I was officiailly Voter No. 1 in my precinct. Even at 7 AM, there was a queue heading out the door. Young ones, old ones, various persuasions. The people who got to the polls early had giant smiles on their face. They longed to communicate their ecstacy to their brethren. This Kerry vote, apparently, was the new zen. Forego your moring jog and cast thy ballot. Better than the morning newspaper and coffee routine, better even than morning sex.
The people I talked with were prepared to commit representative revolution. And they were all ten minutes early. One woman panicked when she discovered that her name wasn’t on the roster. Would her vote count? Would they take that away? She had recently moved and was prepared to go back to her old neighborhood to vote, if necessary. The needs of her job could wait.
I chatted with a poll worker and he said that this was the largest crowd he’d seen in eight years. I asked him if it was going to be a busy day. “Well, you get the morning crowd before work. But this is a big crowd.”
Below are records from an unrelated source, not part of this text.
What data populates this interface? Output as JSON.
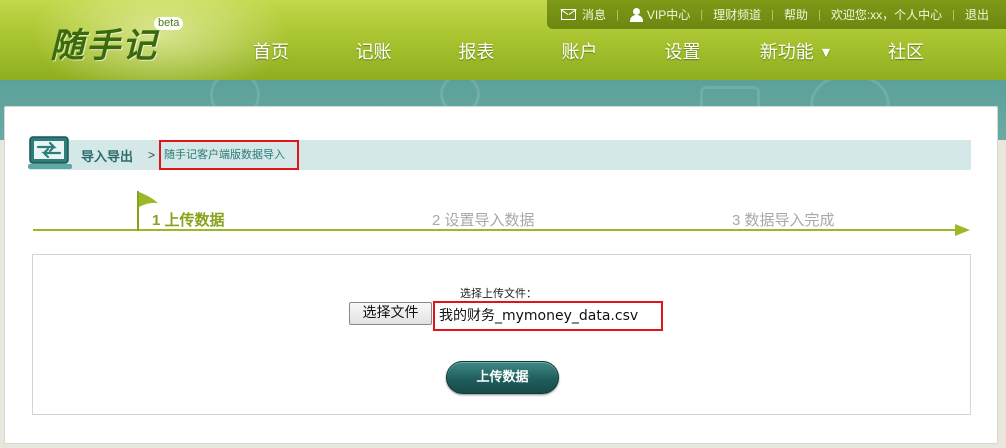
{
  "logo": {
    "text": "随手记",
    "badge": "beta"
  },
  "topbar": {
    "messages": "消息",
    "vip": "VIP中心",
    "finance": "理财频道",
    "help": "帮助",
    "welcome": "欢迎您:xx，个人中心",
    "logout": "退出"
  },
  "nav": {
    "items": [
      {
        "label": "首页"
      },
      {
        "label": "记账"
      },
      {
        "label": "报表"
      },
      {
        "label": "账户"
      },
      {
        "label": "设置"
      },
      {
        "label": "新功能"
      },
      {
        "label": "社区"
      }
    ]
  },
  "breadcrumb": {
    "title": "导入导出",
    "separator": ">",
    "current": "随手记客户端版数据导入"
  },
  "steps": [
    {
      "label": "1 上传数据"
    },
    {
      "label": "2 设置导入数据"
    },
    {
      "label": "3 数据导入完成"
    }
  ],
  "upload": {
    "label": "选择上传文件：",
    "choose_button": "选择文件",
    "file_name": "我的财务_mymoney_data.csv",
    "submit": "上传数据"
  },
  "colors": {
    "header_green": "#a9c531",
    "accent_teal": "#1f5e5c",
    "highlight_red": "#e0141a"
  }
}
I came back later, and the line was longer at 7:30. Had these people gone through the Tolstoy-length voter information packet in toto? Well, yes and no. “I only vote for the props I feel passionate about. I’m really here for Kerry,” said one of my neighbors. A man told me that he had holed himself up over the weekend and was prepared to incinerate the expensive campaign literature that had been lodged under his doorstep. “Those fuckers don’t know when to quit,” he said. “There oughta be a law.” I knew what he meant. I’d received five automated voicemails the night before that I’d quickly erased.
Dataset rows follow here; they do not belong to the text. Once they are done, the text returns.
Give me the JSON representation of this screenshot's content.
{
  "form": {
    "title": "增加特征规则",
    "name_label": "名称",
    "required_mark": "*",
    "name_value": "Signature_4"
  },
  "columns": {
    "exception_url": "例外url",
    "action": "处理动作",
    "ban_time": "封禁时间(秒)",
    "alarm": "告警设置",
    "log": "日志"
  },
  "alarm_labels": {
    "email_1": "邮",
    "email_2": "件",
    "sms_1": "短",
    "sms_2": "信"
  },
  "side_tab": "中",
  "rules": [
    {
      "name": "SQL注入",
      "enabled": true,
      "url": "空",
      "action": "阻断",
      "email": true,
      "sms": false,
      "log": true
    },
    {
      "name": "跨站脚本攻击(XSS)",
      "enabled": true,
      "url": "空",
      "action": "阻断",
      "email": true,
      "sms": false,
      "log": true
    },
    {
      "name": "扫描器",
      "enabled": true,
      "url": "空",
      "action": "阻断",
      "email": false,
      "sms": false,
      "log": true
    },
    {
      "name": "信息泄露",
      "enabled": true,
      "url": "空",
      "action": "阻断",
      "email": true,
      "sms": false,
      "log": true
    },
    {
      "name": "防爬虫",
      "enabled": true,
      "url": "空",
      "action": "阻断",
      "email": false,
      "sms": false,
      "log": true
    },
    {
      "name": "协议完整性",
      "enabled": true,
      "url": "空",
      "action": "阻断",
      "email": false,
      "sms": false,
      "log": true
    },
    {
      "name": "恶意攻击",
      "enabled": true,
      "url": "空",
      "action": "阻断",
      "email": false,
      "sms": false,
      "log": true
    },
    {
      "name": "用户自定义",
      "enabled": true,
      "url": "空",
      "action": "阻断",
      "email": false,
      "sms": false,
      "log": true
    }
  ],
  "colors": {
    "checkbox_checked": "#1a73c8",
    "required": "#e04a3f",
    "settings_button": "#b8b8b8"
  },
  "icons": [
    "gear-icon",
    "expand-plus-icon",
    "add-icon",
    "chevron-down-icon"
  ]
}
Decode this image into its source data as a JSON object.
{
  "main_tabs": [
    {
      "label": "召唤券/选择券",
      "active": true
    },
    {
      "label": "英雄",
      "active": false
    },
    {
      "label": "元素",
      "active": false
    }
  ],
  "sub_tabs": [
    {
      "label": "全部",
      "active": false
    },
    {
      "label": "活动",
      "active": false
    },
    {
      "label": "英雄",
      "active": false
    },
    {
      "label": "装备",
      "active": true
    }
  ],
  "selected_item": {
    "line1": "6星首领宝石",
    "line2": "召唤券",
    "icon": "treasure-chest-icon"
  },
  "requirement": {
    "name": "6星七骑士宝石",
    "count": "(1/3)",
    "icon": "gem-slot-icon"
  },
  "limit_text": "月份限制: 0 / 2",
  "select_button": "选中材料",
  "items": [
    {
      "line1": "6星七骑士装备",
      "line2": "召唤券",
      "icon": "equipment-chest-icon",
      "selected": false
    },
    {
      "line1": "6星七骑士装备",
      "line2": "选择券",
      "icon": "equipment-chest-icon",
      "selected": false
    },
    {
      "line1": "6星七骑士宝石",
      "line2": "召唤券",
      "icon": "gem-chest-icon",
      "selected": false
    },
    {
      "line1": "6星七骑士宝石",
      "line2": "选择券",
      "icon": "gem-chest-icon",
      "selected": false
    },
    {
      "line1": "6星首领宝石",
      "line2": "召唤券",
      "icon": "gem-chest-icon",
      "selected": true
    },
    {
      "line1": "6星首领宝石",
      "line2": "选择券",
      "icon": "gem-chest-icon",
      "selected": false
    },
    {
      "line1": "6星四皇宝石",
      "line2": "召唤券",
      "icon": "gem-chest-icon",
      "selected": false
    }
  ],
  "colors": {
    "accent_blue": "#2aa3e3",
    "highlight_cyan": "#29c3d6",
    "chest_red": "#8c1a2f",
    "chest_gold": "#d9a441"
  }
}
A young lady of twenty was passing out pamphlets for a supervisor in front of my polling place. I told her that she was less than 100 feet away from the polling place and that current laws prohibited dissemination of campaign literature. She pointed to the door. I pointed to the clearly marked sign that laid down the limit. “Do you really want to be as bad as the bad guys?” I asked. Across the street, an unshaven foirtysomthing man popped his head out of his window and boomed a sterner warning. The young lady ambled down the street, but anyone could see that she’d be there all day.
When I fed my ballots into the machine, there was another young lady with a video camera who captured my efforts to simultaneously hold onto my morning cup of coffee and tear the receipts from the top of the sheets. I could have pointed out to her that she needed a release. But I kept silent. Like the others, this race had emboldened her to shoot a spontaneous documentary. Of what, who knew? Did she foresee another battle in Florida? Was this B-roll for a nonfictional narrative that no one could predict?
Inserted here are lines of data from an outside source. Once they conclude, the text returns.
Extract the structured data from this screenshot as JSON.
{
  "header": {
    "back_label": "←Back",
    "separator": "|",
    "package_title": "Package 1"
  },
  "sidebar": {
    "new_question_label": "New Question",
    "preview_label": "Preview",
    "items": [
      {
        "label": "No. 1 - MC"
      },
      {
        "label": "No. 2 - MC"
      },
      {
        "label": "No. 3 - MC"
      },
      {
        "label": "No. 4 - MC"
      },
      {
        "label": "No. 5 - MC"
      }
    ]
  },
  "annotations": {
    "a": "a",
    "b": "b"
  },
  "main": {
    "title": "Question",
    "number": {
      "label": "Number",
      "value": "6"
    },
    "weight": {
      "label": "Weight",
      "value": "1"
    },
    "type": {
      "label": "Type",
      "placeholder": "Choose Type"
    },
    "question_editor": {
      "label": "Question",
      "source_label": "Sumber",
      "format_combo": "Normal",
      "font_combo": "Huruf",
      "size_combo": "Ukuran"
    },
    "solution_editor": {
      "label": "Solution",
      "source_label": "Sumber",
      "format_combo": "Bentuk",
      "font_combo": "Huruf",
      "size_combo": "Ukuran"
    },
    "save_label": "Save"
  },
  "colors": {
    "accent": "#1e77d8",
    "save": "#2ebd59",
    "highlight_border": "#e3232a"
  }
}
If there was any consolation about 2000’s Florida fiasco, it was this: the sham had reminded everyone how important it was to vote. It had awakened the dormant democratic pulse. And even if King George ascends to the throne again, I know that this time it won’t go down without a fight.